Bousquet J, Khaltaev V, Cruz AA, Denburg J, Fokkens WJ, Togias A, et al. Allergic rhinitis and its impact on asthma (ARIA) 2008 update (in collaboration with the World Heald Organization, GA(2)LEN, and AllerGen). Allergy. 2008;63(Suppl 86):8–160.
Ad Hoc Statement Committee. ATS/ERS recommendation for standardized procedures for the online and offline measurement of exhaled lower respiratory nitric oxide and nasal nitric oxide, 2005. Am J Respir Crit Care Med. 2005;171:912–30.

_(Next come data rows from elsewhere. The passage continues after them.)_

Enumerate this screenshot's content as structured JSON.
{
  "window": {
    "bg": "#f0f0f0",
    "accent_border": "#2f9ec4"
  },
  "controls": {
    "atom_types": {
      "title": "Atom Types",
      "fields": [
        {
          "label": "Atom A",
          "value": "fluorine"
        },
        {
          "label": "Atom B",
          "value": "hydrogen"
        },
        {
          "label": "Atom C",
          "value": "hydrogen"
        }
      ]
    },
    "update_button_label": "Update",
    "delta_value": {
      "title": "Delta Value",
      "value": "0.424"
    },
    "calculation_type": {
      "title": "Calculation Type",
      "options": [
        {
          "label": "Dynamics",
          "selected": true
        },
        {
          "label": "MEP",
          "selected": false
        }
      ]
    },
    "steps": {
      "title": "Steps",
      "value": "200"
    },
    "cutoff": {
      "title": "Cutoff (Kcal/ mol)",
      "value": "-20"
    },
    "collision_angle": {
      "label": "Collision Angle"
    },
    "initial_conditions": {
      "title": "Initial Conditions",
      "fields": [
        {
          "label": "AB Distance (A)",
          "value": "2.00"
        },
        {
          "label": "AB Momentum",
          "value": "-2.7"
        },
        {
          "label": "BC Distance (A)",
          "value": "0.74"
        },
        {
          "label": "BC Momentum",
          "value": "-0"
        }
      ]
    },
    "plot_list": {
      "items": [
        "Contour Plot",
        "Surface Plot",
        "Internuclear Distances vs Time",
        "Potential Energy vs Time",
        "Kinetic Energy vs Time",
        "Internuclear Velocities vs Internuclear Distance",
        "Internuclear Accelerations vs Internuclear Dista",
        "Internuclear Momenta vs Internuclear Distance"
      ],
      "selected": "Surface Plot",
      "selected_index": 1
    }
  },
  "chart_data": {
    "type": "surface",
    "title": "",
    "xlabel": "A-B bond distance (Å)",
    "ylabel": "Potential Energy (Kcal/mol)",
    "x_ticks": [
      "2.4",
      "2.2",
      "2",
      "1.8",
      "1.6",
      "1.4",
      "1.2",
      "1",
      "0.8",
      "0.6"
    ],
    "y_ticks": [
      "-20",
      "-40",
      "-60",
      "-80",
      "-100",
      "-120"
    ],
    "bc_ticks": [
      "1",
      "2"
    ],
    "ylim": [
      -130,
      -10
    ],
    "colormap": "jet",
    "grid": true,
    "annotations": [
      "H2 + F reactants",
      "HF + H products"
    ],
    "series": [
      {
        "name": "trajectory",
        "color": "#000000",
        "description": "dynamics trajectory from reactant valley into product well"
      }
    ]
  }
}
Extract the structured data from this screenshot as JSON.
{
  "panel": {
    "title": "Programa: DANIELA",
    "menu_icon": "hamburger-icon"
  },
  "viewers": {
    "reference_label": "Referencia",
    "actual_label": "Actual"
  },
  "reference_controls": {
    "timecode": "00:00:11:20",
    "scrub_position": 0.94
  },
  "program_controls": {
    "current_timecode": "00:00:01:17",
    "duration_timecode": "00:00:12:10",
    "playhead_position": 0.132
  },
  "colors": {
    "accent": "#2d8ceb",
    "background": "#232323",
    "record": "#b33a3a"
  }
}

PPW study concepts; study design; definition of intellectual content; literature research; clinical studies; statistical analysis; manuscript review. GXW definition of intellectual content; clinical studies; experimental studies; statistical analysis; data analysis; manuscript preparation; manuscript review. WTG guarantor of integrity of the entire study; study concepts; definition of intellectual content; clinical studies; manuscript editing. LXT experimental studies; data acquisition; data analysis; statistical analysis. JZ clinical studies; data acquisition; experimental studies analysis; manuscript editing. XN guarantor of integrity of the entire study; study concepts; study design; definition of intellectual content; manuscript editing. All authors read and approved the final manuscript.
The authors declare that they have no competing interests.
Ethics approval and consent to participate
The study was approved by the Institutional Review Board of Beijing Children’s Hospital, Capital Medical University (2015-133). Informed consent had been obtained from the patients’ legal guardians.
Research of Phenotypic Heterogeneity of pediatric Allergic Rhinitis (KM20140025021).
Springer Nature remains neutral with regard to jurisdictional claims in published maps and institutional affiliations.
Peng-peng Wang and Gui-xiang Wang contributed equally to this work